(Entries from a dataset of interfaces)
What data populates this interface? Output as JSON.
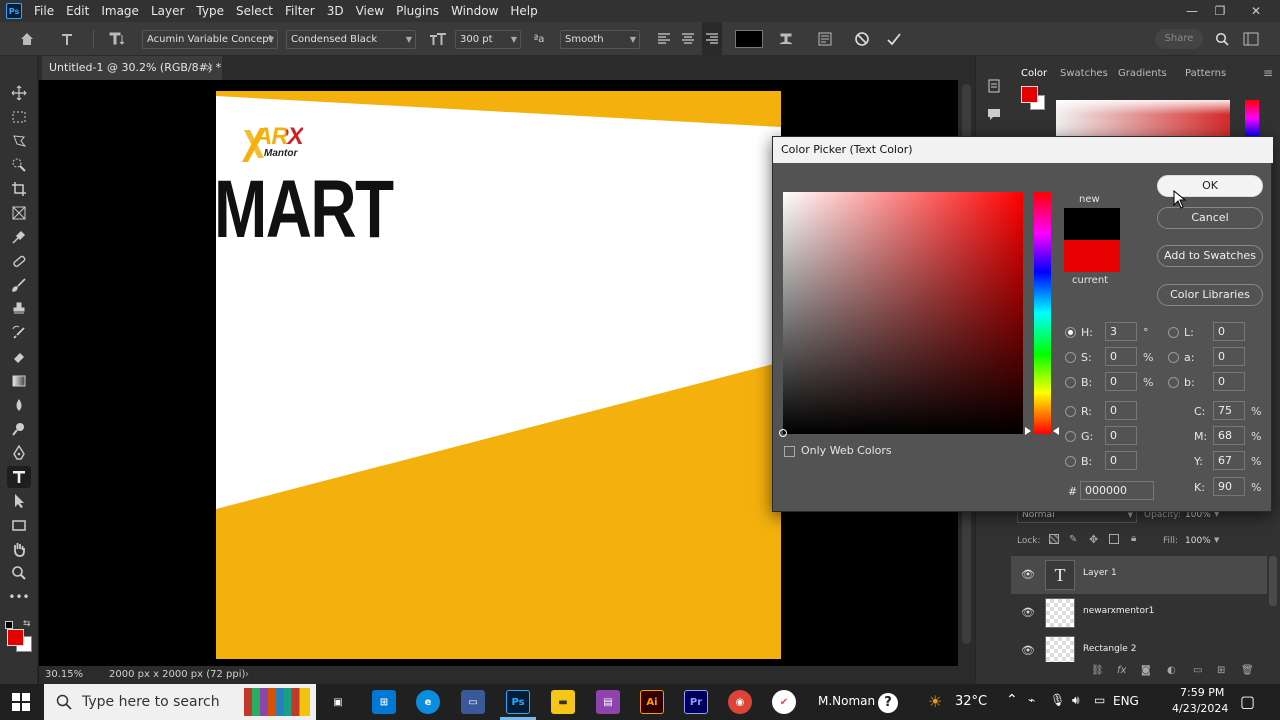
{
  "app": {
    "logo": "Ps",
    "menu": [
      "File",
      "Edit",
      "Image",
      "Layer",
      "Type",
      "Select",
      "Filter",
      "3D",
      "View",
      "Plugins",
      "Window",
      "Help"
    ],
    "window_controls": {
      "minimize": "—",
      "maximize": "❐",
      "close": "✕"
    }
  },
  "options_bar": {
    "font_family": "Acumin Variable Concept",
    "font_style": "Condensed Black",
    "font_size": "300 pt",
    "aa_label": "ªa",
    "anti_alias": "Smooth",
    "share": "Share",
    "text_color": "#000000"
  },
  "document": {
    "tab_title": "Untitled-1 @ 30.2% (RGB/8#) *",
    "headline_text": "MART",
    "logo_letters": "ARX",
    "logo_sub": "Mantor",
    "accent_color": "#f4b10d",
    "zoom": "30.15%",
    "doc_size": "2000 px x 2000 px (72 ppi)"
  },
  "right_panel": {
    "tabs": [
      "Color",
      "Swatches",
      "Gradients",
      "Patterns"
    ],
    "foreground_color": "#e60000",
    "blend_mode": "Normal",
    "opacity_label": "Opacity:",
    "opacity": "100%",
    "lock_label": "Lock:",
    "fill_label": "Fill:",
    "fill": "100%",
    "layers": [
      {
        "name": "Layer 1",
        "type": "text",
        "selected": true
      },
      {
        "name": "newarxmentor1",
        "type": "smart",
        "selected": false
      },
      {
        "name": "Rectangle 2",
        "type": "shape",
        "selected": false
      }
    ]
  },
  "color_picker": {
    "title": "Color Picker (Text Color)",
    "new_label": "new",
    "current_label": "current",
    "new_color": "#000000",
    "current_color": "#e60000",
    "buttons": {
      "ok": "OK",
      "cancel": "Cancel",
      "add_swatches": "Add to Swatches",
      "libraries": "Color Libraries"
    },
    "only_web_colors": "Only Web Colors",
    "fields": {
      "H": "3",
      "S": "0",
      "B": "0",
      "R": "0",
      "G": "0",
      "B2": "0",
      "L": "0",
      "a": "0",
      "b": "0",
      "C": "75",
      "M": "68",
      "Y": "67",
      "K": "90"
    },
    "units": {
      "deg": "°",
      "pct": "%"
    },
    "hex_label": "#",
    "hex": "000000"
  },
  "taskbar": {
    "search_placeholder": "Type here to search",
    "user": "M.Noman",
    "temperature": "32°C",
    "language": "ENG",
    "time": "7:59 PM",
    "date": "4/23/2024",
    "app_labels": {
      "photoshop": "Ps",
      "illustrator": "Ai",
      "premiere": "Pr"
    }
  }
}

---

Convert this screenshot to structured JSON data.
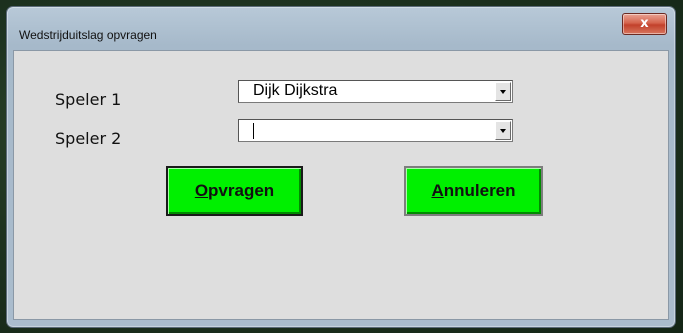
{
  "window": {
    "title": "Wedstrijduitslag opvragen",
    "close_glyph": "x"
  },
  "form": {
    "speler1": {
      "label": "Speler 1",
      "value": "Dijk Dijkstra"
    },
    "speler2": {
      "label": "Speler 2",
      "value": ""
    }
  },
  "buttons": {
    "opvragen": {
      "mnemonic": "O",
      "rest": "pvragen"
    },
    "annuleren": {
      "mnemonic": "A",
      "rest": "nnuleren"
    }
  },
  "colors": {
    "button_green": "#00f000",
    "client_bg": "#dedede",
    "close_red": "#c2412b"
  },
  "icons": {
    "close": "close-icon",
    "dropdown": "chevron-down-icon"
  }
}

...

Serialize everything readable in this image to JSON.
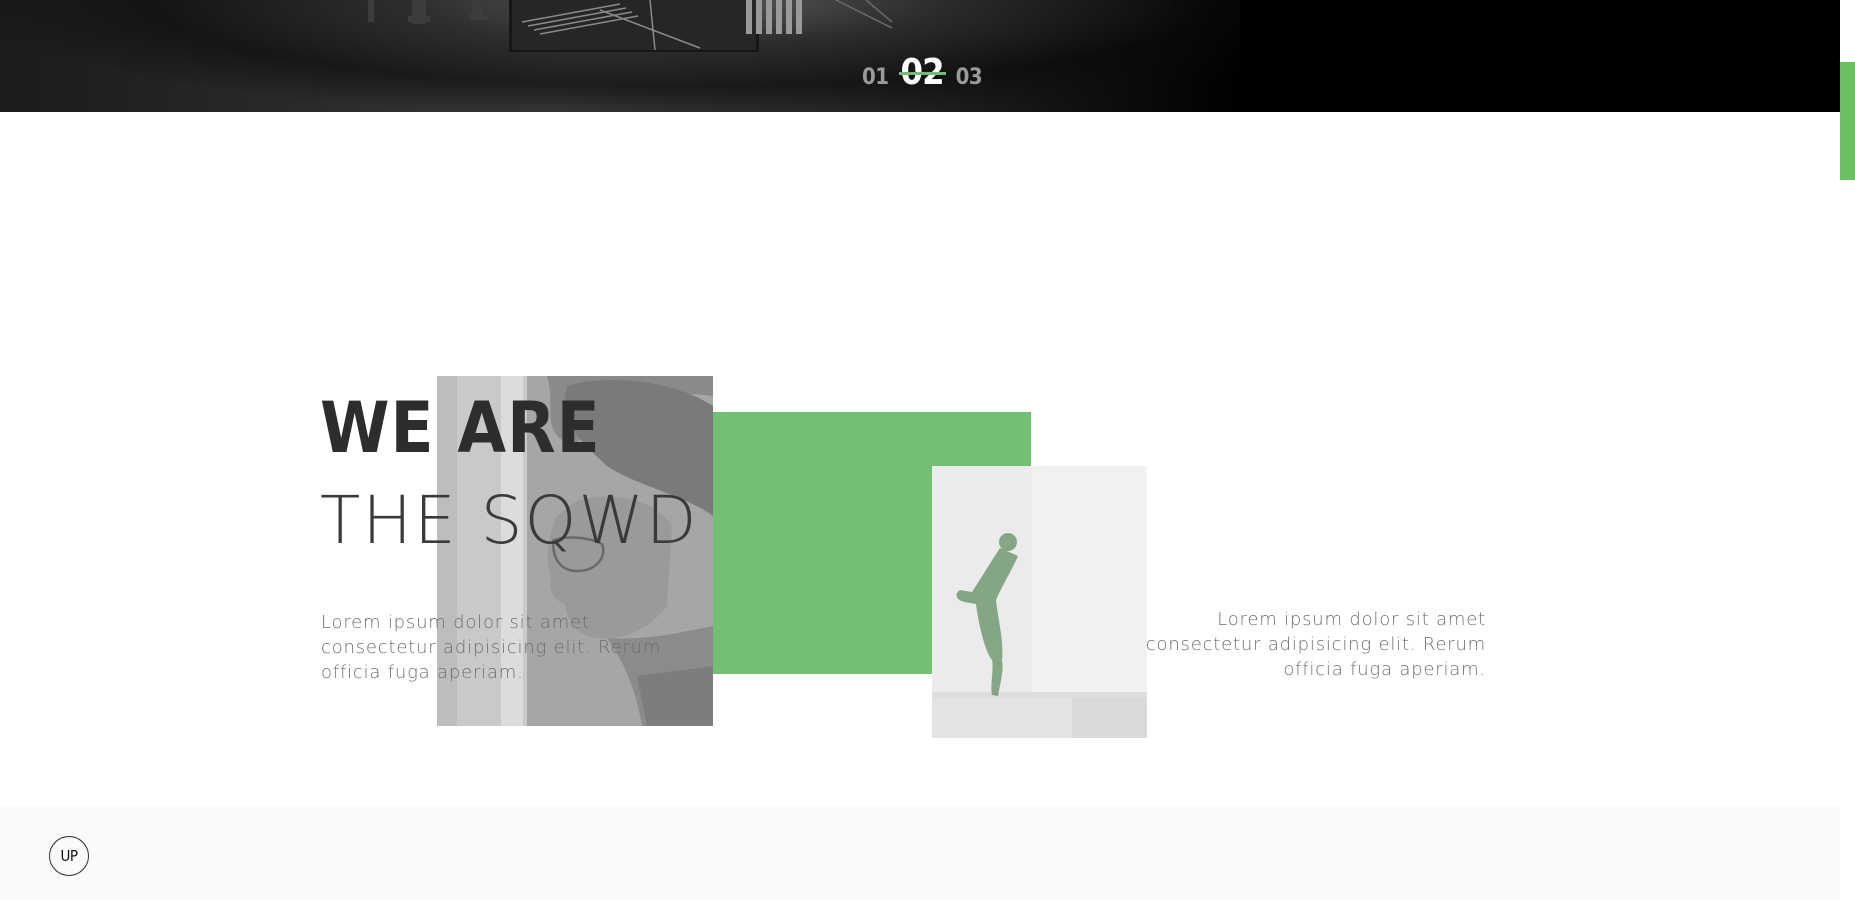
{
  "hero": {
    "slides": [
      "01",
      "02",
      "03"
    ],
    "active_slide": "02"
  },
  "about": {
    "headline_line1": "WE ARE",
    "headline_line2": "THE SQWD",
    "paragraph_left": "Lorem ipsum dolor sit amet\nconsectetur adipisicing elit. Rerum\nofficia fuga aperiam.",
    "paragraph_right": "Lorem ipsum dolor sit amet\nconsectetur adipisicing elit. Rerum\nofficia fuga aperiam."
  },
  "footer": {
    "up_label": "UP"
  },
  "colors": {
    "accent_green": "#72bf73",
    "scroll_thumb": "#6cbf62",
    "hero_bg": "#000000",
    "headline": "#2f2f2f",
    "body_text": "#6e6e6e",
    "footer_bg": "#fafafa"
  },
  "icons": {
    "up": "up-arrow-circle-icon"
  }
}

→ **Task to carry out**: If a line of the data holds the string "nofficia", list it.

→ **Exercise answer**:
    "paragraph_left": "Lorem ipsum dolor sit amet\nconsectetur adipisicing elit. Rerum\nofficia fuga aperiam.",
    "paragraph_right": "Lorem ipsum dolor sit amet\nconsectetur adipisicing elit. Rerum\nofficia fuga aperiam."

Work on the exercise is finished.